By Rear Admiral Francis X. McDonald

Community colleges can be a partner in training people for the offshore wind industry workforce

The U.S. Department of Energy estimates 43,000 new jobs will be created in the offshore wind market by 2030. The East Coast, and particularly the Northeast, is poised to benefit from this growing industry.

The Massachusetts Clean Energy Center has published an assessment of jobs and economic impacts associated with the development of 1,600 megawatts in Massachusetts. That study estimated that over the next decade, offshore wind farms will create 2,000 to 3,000 jobs and generate economic impacts between $1 billion to $2 billion throughout the region.

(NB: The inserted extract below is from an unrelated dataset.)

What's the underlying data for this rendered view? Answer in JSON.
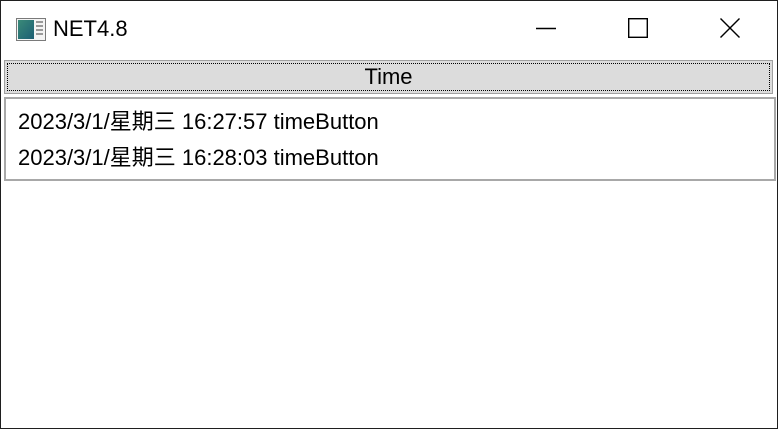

Companies are making progress to make offshore wind a true reality as a vital power source for our area. Vineyard Wind recently completed the approval and permitting process and is cleared to begin construction of the first utility-scale offshore wind farm in the United States – an 800-megawatt project. Mayflower Wind received the second contract to sell power to the commonwealth’s electrical distribution companies and is developing a federal offshore lease area that has the potential to generate more than 1,600 megawatts of low-cost clean energy or enough to power over half a million homes.

Partners on workforce development

With the potential of thousands of well-paying jobs coming to the region, we must have a well-trained workforce ready to go. CONNECT institutions of higher education are working together to make sure that happens.

Connect4Wind is an innovative partnership between Bristol Community College, Massachusetts Maritime Academy (MMA) and the University of Massachusetts Dartmouth that formed in 2018. Through a formal agreement, we share resources and collaborate on the development of curriculum and programs centered on offshore wind energy. Bristol, MMA, UMass Dartmouth and other CONNECT partners, including Bridgewater State University, Cape Cod Community College and Massasoit Community College, are developing training programs and engaging with industry and local stakeholders so that our students today are prepared through both academic and hands-on training to fill the jobs that offshore wind and the supply chain will bring in near future.

MMA, in partnership with Relyon Nutec and with financial support from the Massachusetts Clean Energy Center, has launched the first Global Wind Organization (GWO) Basic Safety Training (BST) program in the Northeast. Our curriculum includes five modules, which we were the first in the nation to offer: First aid, manual handling, fire awareness, working at heights and sea survival. In addition, all seven of MMA’s undergraduate and three graduate programs have strong ties to co-ops and jobs within the wind industry, which are providing hands-on training for students looking to join this growing workforce.

Bristol Community College’s National Offshore Wind Institute (NOWI) will provide the offshore wind industry and its supply chain with a one-stop shop for training, certifications and customized programs for its workforce. NOWI, with its globally recognized partner Maersk Training, will offer GWO basic safety and basic technical training required for offshore wind workers in the field. Bristol also offers an associate degree program in offshore wind power technology, as well as a certificate to become an offshore wind power technician.

Cape Cod Community College (CCCC), through support received from the Massachusetts Clean Energy Center, has launched a Sustainable Energy Certificate, providing an introduction to offshore wind and renewable energy industries with a focus on emerging technologies, career outlook and educational pathways. CCCC also connects its students to the rapidly developing internship and co-op opportunities in offshore wind.

Through community outreach efforts, CCCC has offered workshops on offshore wind technologies and careers for middle and high school students and teachers, and the general public in the cape and islands communities.

Additionally, scientists and engineers at UMass Dartmouth have played a key role in the federal approval process for Vineyard Wind, as well as other pertinent topics, such as foundation design, wind resource forecasting, advanced materials and policy guidance, with over $8 million in research funding for offshore wind to date. UMass Dartmouth researchers will continue to play an important key role in monitoring the environmental, economic and fishing industry impacts.

Training our workforce locally helps keep jobs in the region. Who better to keep the offshore wind industry efficient, productive and safe than our local young people who live here and want to see their home state benefit from a clean source of energy for many years to come?

There’s more to the story! Read the full article in CC Daily.

Rear Admiral Francis X. McDonald

is president of the Massachusetts Maritime Academy, one of six state maritime academies in the country.